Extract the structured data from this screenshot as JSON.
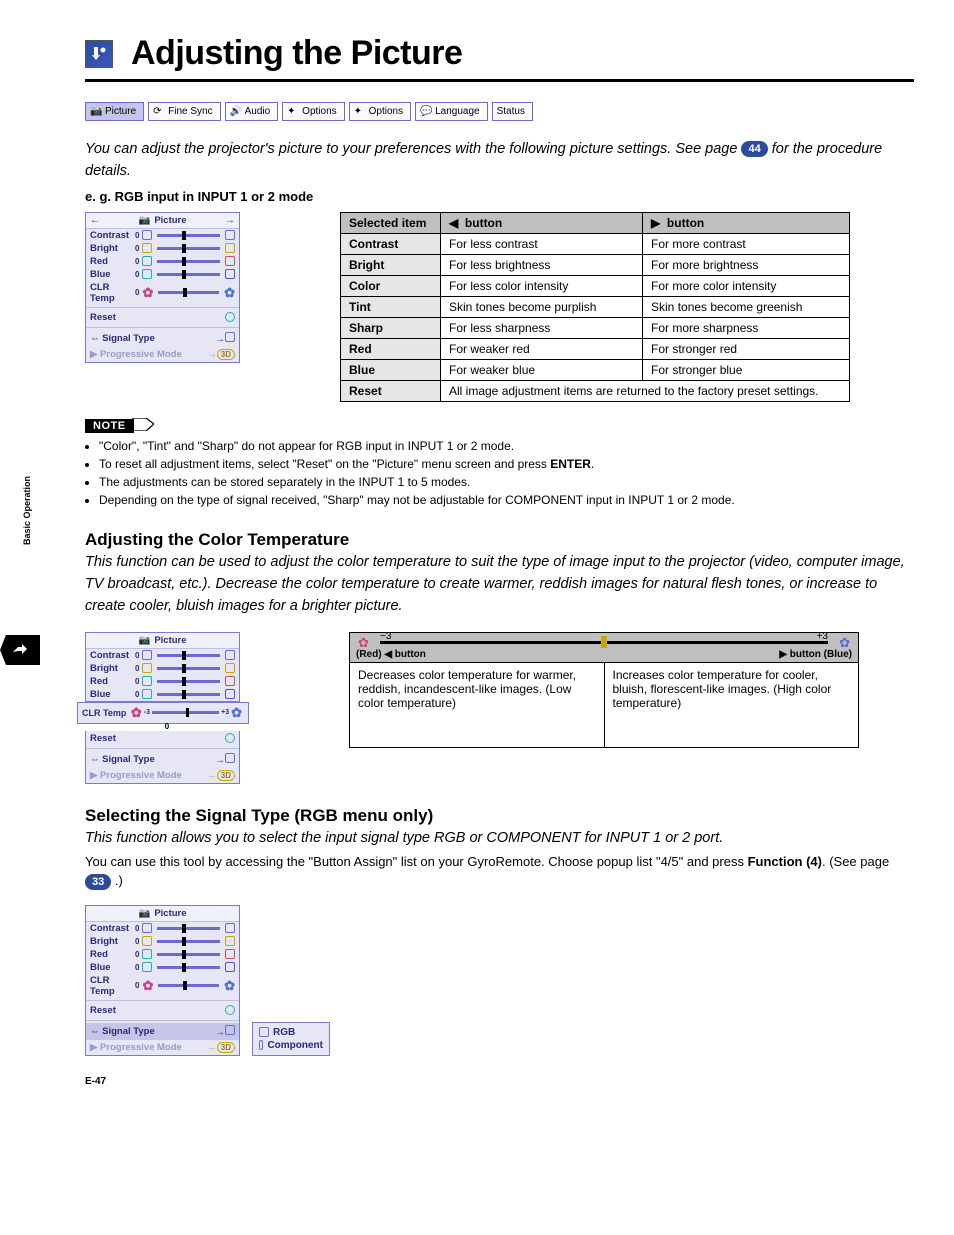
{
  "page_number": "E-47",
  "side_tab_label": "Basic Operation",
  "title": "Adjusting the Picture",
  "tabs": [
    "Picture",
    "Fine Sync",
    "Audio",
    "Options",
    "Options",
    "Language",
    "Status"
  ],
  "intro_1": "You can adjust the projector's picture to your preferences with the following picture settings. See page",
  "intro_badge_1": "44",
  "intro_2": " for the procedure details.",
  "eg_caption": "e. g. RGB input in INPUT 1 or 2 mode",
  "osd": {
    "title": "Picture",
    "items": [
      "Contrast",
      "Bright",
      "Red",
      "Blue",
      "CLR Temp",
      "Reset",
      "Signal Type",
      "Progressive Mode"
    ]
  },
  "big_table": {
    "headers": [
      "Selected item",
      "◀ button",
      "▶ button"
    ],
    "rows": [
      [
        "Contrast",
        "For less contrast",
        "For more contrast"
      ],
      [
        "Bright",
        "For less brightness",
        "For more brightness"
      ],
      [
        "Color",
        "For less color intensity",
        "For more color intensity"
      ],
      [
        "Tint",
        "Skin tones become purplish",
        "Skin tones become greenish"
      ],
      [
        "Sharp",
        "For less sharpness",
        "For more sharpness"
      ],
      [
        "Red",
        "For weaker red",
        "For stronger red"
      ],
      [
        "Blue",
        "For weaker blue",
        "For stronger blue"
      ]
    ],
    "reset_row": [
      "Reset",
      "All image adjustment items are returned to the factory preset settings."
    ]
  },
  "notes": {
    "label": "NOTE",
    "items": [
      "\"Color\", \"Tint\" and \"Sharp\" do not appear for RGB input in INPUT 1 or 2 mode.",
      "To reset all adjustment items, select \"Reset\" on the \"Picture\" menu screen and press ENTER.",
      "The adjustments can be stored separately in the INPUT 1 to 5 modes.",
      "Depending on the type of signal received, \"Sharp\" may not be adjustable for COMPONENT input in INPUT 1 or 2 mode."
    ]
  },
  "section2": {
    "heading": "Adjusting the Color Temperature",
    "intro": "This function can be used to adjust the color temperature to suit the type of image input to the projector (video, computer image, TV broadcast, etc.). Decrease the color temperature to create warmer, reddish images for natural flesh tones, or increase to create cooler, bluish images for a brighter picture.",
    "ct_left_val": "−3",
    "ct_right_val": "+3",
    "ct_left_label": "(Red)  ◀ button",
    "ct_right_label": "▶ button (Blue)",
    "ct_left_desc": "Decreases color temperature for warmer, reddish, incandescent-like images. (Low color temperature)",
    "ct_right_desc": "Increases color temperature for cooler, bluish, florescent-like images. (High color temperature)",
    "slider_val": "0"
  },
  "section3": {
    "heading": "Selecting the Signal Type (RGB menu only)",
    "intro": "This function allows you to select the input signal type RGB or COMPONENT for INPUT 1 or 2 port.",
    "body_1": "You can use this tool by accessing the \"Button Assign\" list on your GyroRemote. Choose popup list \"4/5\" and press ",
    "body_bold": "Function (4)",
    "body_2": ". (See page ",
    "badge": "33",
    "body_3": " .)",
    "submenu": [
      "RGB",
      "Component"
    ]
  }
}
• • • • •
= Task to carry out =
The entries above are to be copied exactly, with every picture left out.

= Your response =
Extract the structured data from this screenshot as JSON.
{
  "page_number": "E-47",
  "side_tab_label": "Basic Operation",
  "title": "Adjusting the Picture",
  "tabs": [
    "Picture",
    "Fine Sync",
    "Audio",
    "Options",
    "Options",
    "Language",
    "Status"
  ],
  "intro_1": "You can adjust the projector's picture to your preferences with the following picture settings. See page",
  "intro_badge_1": "44",
  "intro_2": " for the procedure details.",
  "eg_caption": "e. g. RGB input in INPUT 1 or 2 mode",
  "osd": {
    "title": "Picture",
    "items": [
      "Contrast",
      "Bright",
      "Red",
      "Blue",
      "CLR Temp",
      "Reset",
      "Signal Type",
      "Progressive Mode"
    ]
  },
  "big_table": {
    "headers": [
      "Selected item",
      "◀ button",
      "▶ button"
    ],
    "rows": [
      [
        "Contrast",
        "For less contrast",
        "For more contrast"
      ],
      [
        "Bright",
        "For less brightness",
        "For more brightness"
      ],
      [
        "Color",
        "For less color intensity",
        "For more color intensity"
      ],
      [
        "Tint",
        "Skin tones become purplish",
        "Skin tones become greenish"
      ],
      [
        "Sharp",
        "For less sharpness",
        "For more sharpness"
      ],
      [
        "Red",
        "For weaker red",
        "For stronger red"
      ],
      [
        "Blue",
        "For weaker blue",
        "For stronger blue"
      ]
    ],
    "reset_row": [
      "Reset",
      "All image adjustment items are returned to the factory preset settings."
    ]
  },
  "notes": {
    "label": "NOTE",
    "items": [
      "\"Color\", \"Tint\" and \"Sharp\" do not appear for RGB input in INPUT 1 or 2 mode.",
      "To reset all adjustment items, select \"Reset\" on the \"Picture\" menu screen and press ENTER.",
      "The adjustments can be stored separately in the INPUT 1 to 5 modes.",
      "Depending on the type of signal received, \"Sharp\" may not be adjustable for COMPONENT input in INPUT 1 or 2 mode."
    ]
  },
  "section2": {
    "heading": "Adjusting the Color Temperature",
    "intro": "This function can be used to adjust the color temperature to suit the type of image input to the projector (video, computer image, TV broadcast, etc.). Decrease the color temperature to create warmer, reddish images for natural flesh tones, or increase to create cooler, bluish images for a brighter picture.",
    "ct_left_val": "−3",
    "ct_right_val": "+3",
    "ct_left_label": "(Red)  ◀ button",
    "ct_right_label": "▶ button (Blue)",
    "ct_left_desc": "Decreases color temperature for warmer, reddish, incandescent-like images. (Low color temperature)",
    "ct_right_desc": "Increases color temperature for cooler, bluish, florescent-like images. (High color temperature)",
    "slider_val": "0"
  },
  "section3": {
    "heading": "Selecting the Signal Type (RGB menu only)",
    "intro": "This function allows you to select the input signal type RGB or COMPONENT for INPUT 1 or 2 port.",
    "body_1": "You can use this tool by accessing the \"Button Assign\" list on your GyroRemote. Choose popup list \"4/5\" and press ",
    "body_bold": "Function (4)",
    "body_2": ". (See page ",
    "badge": "33",
    "body_3": " .)",
    "submenu": [
      "RGB",
      "Component"
    ]
  }
}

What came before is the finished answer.